Over the last four years, investors have largely managed to set aside concerns over the Twitter rants of President Trump and focus instead on the positive benefits of a Republican-led administration. Conventional wisdom is that markets prefer the low-tax, business-friendly policies of the Republican Party, and would prefer this over the higher taxation and tougher regulation stance of the Democrats. But even so, as the US Presidential election approached, markets were warming to the prospect of a Joe Biden victory. And, even after the chaos caused by the time it took to announce the winner, global investment markets managed to take this uncertainty in their stride. Part of this relaxed stance could be due to the belief that a Democrat President could have the impact of his taxation policies blocked by a Republican-controlled Senate, which in investors’ eyes would be the best possible outcome. Two Senate seats are still up for grabs and will be decided in January, but it is already clear that investors have – for now at least – ruled out political upheaval in the US as one of their biggest fears or likely causes of instability.
While global investment portfolios performed well, UK-focused investments found the going much tougher. There are several reasons for this. First, the UK is a service-based economy, which means that lockdown has had a particularly negative impact. Second, the UK has not led the way in terms of dealing with the coronavirus or supporting its economy – and this has meant its economic activity levels have remained lower than other major economies.
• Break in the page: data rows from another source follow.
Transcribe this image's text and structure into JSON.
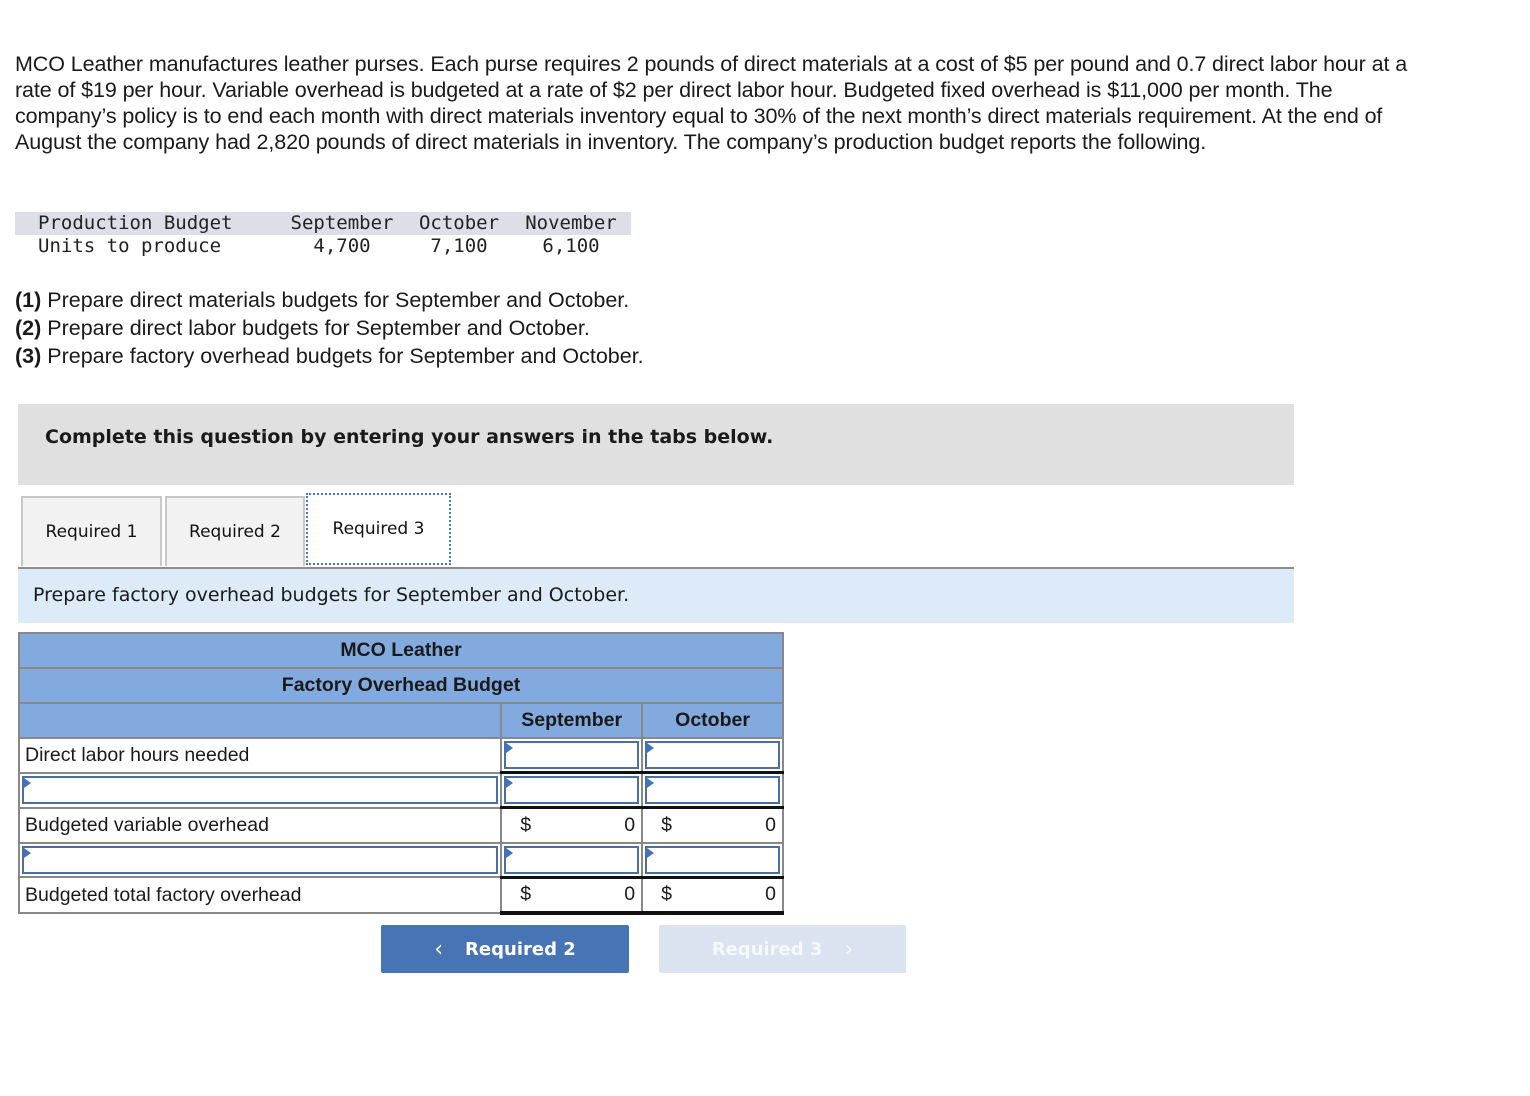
{
  "problem": {
    "intro": "MCO Leather manufactures leather purses. Each purse requires 2 pounds of direct materials at a cost of $5 per pound and 0.7 direct labor hour at a rate of $19 per hour. Variable overhead is budgeted at a rate of $2 per direct labor hour. Budgeted fixed overhead is $11,000 per month. The company’s policy is to end each month with direct materials inventory equal to 30% of the next month’s direct materials requirement. At the end of August the company had 2,820 pounds of direct materials in inventory. The company’s production budget reports the following.",
    "production_budget": {
      "headers": [
        "Production Budget",
        "September",
        "October",
        "November"
      ],
      "row": [
        "Units to produce",
        "4,700",
        "7,100",
        "6,100"
      ]
    },
    "requirements": [
      {
        "num": "(1)",
        "text": " Prepare direct materials budgets for September and October."
      },
      {
        "num": "(2)",
        "text": " Prepare direct labor budgets for September and October."
      },
      {
        "num": "(3)",
        "text": " Prepare factory overhead budgets for September and October."
      }
    ]
  },
  "banner": "Complete this question by entering your answers in the tabs below.",
  "tabs": [
    {
      "label": "Required 1",
      "active": false
    },
    {
      "label": "Required 2",
      "active": false
    },
    {
      "label": "Required 3",
      "active": true
    }
  ],
  "instruction": "Prepare factory overhead budgets for September and October.",
  "budget": {
    "company": "MCO Leather",
    "title": "Factory Overhead Budget",
    "columns": [
      "September",
      "October"
    ],
    "rows": [
      {
        "label": "Direct labor hours needed",
        "september": "",
        "october": ""
      },
      {
        "label": "",
        "september": "",
        "october": ""
      },
      {
        "label": "Budgeted variable overhead",
        "currency": "$",
        "september": "0",
        "october": "0"
      },
      {
        "label": "",
        "september": "",
        "october": ""
      },
      {
        "label": "Budgeted total factory overhead",
        "currency": "$",
        "september": "0",
        "october": "0"
      }
    ]
  },
  "nav": {
    "prev_label": "Required 2",
    "next_label": "Required 3",
    "prev_icon": "chevron-left-icon",
    "next_icon": "chevron-right-icon"
  }
}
And of course, the prolonged uncertainty over a Brexit deal between the UK and the European Union continued to dampen down the prospects of UK companies, and the UK as a whole.
The key question is whether businesses and consumers can survive ‘Lockdown Part 2’ long enough to rebound strongly on the back of their pent-up demand when restrictions are lifted. That relies on employment levels and incomes being maintained. On that front, Chancellor Rishi Sunak’s extension of the furlough scheme through to next year comes as much-needed relief. Some sectors – such as travel, retail and leisure companies – will feel the pain well into next year, not helped by the tightening of restrictions in the lead up to Christmas. This extension is recognition that continued support is needed to see the UK through a difficult winter, and hopefully towards growth in early 2021.
It is impossible to predict what is going to happen but with the approval and administration of both the Pfizer and Oxford-AstraZeneca vaccines, there is finally light at the end of the tunnel. This, combined with the welcome EU-UK Brexit trade deal, means that governments can turn their attention to economic recovery with a degree of optimism and strive for a better future.
But overall, if 2020 has taught investors anything, it is that global investment markets are increasingly resilient and that negative headlines and market volatility does not necessarily mean long-term damage to investment portfolios. That is why we believe it’s so important to resist the temptation to sell your investments during volatile times because markets have a way of bouncing back quicker than expected.
If you are interested in discussing your financial plan or investment strategy with us, please get in touch with one of our experienced financial planners here.
This content is for information purposes only. It does not constitute investment advice or financial advice.